This very practical, how-to text provides the beginning researcher with the basics of applied behavior analysis research methods. In 10 logical steps, this text covers all of the elements of single-subject research design and it provides practical information for designing, implementing, and evaluating studies. Using a pocketbook format, the authors provide novice researcher with a "steps-for-success" approach that is brief, to-the-point, and clearly delineated.
|Edition description:||Older Edition|
|Product dimensions:||5.90(w) x 8.90(h) x 0.60(d)|
About the Author
Jon S. Bailey, PhD, is Emeritus Professor of Psychology at Florida State University where he teaches graduate courses for behavior analysts. Dr. Bailey is a founding director of the Behavior Analyst Certification Board®, and he is past president of the Association of Professional Behavior Analysts (APBA).
Mary R. Burch, PhD, is a Board Certified Behavior Analyst®. Dr. Burch has more than twenty-five years of experience in developmental disabilities. She has been a behavior specialist, QMRP, unit director, and consulting behavior analyst in developmental disabilities, mental health, and preschool settings.
Table of Contents
Part I: A Brief Introduction to Behavior Analysis Research

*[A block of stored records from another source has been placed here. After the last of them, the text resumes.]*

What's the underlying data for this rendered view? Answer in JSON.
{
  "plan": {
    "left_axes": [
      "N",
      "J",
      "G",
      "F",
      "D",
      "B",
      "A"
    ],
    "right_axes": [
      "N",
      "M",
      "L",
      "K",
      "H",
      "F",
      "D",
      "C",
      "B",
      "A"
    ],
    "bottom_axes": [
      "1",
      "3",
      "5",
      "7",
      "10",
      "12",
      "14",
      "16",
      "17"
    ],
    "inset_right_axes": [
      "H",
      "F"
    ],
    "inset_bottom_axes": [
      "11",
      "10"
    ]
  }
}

Part II: Research Methods in Applied Behavior Analysis: Ten Steps for Successful Research
Step 1: Determine Your "Research-Ready" Situation; Select Your General Topic, Find a Great Setting and Participants
Step 2: Narrow Down Your Research Question
Step 3: Decide on and Define Your Dependent and Independent Variables
Step 4: Establish Social Validity
Step 5: Create Your Data Collection Systems
Step 6: Pilot Test Your Key Variables
Step 7: Identify the Appropriate Research Design
Step 8: Conduct an Ethics Check Step 9: Carry Out Your Research Project
Step 10: Graph and Analyze Your Data
Part III: Evaluating Behavioral Research
Part IV: Using Applied Research Findings in Clinical and Educational Settings
Part V: Going Public
About the Authors
Most Helpful Customer Reviews
I love the clarity and simplicity of this book. More than any other, its given me what I need to design a research study with results that should hold up over time.
If we are to judge Bailey's book by this review, we are observing the pot calling the kettle names. The reviewer also writes poorly and has failed miserably trying to punctuate the review. I think this is a projection more than a valid complaint.
I really have to wonder where the editors were when this book was being produced. While the book is excellent in its conception, no les than what we would expect from someone of Baily's stature, the writing is so poor as to make the book almost useless as a text. Here is an example. This is the introduction to continuous observation with interval recording: "In continuous observation, the observer is instructed to observe the behavior for the full length of the interval. For example, a 6-second interval could be used to record some feature of the behavior either during or at the end of the interval." (p 101) Thus here, mention of instructions to the observer is superfluous, and the uses of the six second interval beyond my ability to discern. Unfortunately there are far too many problems of this sort.